Component data from apps and pages
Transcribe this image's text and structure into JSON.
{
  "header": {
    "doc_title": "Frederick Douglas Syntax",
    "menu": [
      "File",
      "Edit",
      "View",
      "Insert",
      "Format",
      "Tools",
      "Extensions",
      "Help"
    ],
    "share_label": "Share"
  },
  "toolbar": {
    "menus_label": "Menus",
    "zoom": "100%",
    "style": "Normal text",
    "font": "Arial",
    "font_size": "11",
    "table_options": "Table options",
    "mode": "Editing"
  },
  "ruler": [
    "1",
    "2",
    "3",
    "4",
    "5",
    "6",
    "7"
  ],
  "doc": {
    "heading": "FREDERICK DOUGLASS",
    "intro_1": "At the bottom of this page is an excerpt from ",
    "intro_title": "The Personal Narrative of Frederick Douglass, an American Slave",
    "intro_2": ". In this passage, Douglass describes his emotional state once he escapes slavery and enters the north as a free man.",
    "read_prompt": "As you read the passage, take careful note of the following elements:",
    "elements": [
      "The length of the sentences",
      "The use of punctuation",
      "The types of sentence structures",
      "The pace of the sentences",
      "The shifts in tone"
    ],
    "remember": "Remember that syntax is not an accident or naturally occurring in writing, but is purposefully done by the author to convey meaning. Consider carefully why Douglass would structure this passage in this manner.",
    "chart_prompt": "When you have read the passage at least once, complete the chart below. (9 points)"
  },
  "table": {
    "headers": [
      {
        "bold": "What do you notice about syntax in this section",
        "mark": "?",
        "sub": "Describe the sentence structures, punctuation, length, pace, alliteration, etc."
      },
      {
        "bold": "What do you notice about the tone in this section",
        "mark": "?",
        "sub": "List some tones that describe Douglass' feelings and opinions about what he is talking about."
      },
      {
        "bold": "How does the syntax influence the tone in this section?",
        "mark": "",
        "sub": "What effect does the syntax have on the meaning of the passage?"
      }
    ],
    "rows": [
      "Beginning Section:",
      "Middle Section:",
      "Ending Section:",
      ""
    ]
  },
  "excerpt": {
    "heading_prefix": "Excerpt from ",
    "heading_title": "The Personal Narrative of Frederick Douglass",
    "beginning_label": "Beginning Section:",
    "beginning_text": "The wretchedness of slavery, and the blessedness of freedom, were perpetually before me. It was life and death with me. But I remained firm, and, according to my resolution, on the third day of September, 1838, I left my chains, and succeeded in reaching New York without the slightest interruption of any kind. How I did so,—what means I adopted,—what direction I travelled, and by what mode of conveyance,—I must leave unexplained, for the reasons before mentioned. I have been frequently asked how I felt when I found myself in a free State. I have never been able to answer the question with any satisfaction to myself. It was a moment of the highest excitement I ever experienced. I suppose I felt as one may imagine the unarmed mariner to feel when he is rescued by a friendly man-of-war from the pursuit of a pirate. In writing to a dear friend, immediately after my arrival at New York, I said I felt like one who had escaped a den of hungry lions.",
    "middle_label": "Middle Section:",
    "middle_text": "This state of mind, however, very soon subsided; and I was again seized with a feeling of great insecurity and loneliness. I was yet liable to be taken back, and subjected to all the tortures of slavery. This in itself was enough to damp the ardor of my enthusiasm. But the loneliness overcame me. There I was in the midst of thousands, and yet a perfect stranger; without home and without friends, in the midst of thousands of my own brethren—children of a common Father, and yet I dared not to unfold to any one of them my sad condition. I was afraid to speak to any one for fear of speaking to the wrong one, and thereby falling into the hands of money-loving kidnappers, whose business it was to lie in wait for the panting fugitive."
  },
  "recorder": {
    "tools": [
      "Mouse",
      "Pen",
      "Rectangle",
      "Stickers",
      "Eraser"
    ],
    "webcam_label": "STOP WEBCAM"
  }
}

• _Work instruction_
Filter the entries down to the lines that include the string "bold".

• _Solution for this exercise_
        "bold": "What do you notice about syntax in this section",
        "bold": "What do you notice about the tone in this section",
        "bold": "How does the syntax influence the tone in this section?",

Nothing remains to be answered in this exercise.